Hannah of Kentucky - James Otis
It can well be supposed that this made our people more cautious about their own safety. Work on the land was stopped, and we women and children were forced to stay inside the stockade while the hunters ranged the woods near and far to learn what they might of the savages.
Before this search had come to an end enough was found to prove that the Indians had been hovering close about us all the time we were feeling so safe. That they had not killed more of us during the time when every one wandered at will around the stockade, was thought by Colonel Boone to be because they intended soon to make an attack upon the fort and hoped to make us believe they had departed.
You may be certain that we were exceedingly cautious for a long time after this. The gates were kept closed and barred, the boys were carefully guarded as they brought water from the creek, and four men were constantly on duty in the watch-houses.
A large quantity of dry grass and cane had been gathered for the cattle and sheep, therefore we should not see them suffering for food, as when we first arrived.
Then came the snow. When the storm had cleared away, our hunters went out to make another search. After three days, they came back and delighted us with the report that it was positive the savages no longer remained about; but for how many days they might leave us in peace no one could say.
However, our people hunted as they pleased, and went to and fro from the stockade to the creek without a guard; finally, matters went on much as before poor Sam was murdered and Daniel carried away.

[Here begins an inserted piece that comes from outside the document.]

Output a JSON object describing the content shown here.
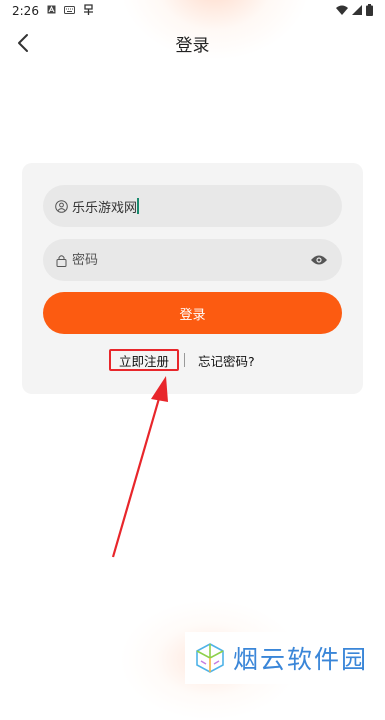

Father's work on the plantation was ended until warm weather came again, when he would plant the first crop, and then build our home. Consequently Billy, having made a good store of brooms, and having nothing to do but look after the horses, cattle, and sheep, went much into the woods with the men, and it pleased me to know the poor boy was finally having an opportunity of enjoying himself.